California teens will still need parental permission to get vaccines after a lawmaker pulled a measure lowering the age of consent to 15 following an “anti-vaxxer harassment campaign.”
Sen. Scott Wiener, D-San Francsico, withdrew the bill Wednesday, which would have let some teens under 18 get vaccines fully approved by the U.S. Food and Drug Administration on their own.
“The anti-vaxxer harassment campaign worked this time, at the expense of teen health,” Wiener said in a tweet. “We lost this round but aren’t going anywhere.”
Wiener said in a statement that the vote count for Senate Bill 866 was “very close” to the 41 needed to pass the Assembly, but “we don’t see a viable path for those final few votes.”
“Sadly, months of harassment and misinformation — including death threats against me and teen advocates — by a small but highly vocal and organized minority of anti-vaxxers have taken their toll,” Wiener said.
“The health of young people will suffer as a result,” he added. “SB 866 did nothing more than empower young people to protect their own health, even if their parents have been brain-washed by anti-vax propaganda or are abusive or neglectful.”

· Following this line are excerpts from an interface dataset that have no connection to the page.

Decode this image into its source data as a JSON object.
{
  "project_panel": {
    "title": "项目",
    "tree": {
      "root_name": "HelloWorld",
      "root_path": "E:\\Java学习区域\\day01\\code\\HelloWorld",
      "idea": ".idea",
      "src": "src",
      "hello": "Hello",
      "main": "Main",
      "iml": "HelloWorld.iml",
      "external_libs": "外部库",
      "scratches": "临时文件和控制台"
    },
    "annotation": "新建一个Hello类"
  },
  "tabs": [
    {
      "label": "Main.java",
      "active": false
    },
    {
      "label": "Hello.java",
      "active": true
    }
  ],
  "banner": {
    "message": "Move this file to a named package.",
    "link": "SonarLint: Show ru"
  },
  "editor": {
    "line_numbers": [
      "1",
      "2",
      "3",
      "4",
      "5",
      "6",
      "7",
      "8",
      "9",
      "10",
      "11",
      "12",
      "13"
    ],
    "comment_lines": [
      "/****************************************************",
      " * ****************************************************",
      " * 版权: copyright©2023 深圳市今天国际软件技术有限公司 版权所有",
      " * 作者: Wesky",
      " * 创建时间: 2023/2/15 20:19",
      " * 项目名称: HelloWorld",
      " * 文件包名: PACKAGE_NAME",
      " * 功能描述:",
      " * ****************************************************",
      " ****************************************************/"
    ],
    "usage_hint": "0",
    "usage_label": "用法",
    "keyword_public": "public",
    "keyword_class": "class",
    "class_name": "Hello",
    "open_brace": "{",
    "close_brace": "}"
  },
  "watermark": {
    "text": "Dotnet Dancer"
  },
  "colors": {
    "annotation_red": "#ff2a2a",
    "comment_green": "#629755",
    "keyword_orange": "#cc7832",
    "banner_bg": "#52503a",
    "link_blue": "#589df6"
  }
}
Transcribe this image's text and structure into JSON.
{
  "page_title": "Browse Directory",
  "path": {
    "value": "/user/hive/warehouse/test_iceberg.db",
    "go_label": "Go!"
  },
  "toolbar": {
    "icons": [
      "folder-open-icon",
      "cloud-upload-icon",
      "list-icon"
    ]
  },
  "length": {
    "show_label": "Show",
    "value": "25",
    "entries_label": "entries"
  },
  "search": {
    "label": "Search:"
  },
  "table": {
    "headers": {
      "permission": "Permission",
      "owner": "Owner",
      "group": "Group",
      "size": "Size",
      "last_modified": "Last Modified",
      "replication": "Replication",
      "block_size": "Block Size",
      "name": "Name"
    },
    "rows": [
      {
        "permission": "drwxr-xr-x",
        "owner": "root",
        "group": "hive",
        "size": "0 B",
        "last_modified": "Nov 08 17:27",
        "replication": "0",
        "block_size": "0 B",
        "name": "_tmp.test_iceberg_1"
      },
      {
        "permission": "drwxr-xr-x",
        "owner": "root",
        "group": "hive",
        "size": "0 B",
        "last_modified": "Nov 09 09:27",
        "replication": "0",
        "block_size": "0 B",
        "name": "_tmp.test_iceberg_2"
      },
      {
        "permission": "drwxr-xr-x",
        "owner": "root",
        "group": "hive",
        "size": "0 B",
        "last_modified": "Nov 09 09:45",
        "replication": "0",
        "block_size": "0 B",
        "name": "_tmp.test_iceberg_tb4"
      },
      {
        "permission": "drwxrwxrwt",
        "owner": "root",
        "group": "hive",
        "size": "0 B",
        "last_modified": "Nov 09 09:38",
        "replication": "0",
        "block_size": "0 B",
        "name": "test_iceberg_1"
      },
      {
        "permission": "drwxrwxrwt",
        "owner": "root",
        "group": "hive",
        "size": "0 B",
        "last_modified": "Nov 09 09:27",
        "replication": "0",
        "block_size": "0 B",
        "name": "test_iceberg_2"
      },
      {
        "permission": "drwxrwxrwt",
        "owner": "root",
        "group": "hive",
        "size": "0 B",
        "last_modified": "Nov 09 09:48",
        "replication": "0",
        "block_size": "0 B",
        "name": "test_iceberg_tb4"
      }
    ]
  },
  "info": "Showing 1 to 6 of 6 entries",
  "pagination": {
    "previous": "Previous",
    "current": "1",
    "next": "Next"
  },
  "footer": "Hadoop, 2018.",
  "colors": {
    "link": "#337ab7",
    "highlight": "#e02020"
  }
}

Current law allows children and teens 12 and older to receive certain vaccines without parental consent, but only those related to sexually transmitted disease prevention, including Hepatitis B and the Human papillomavirus.
The bill originally used the same 12-and-older-age threshold already in place for STD vaccines. He later amended the measure to raise the age limit to 15, which he said lawmakers were more comfortable supporting.
Wiener said the 15-and-older age group would still “sweep in almost all of high school” and would still allow vaccinations for the teens most able to seek them out on their own.
SB 866 has been controversial among Republicans and anti-vaccine groups, which say the measure would take away parents’ right to make decisions about their children’s medical treatment.
Bill opponents have said allowing teens under 18 to seek vaccines is dangerous, because they may not have necessary knowledge of their medical history.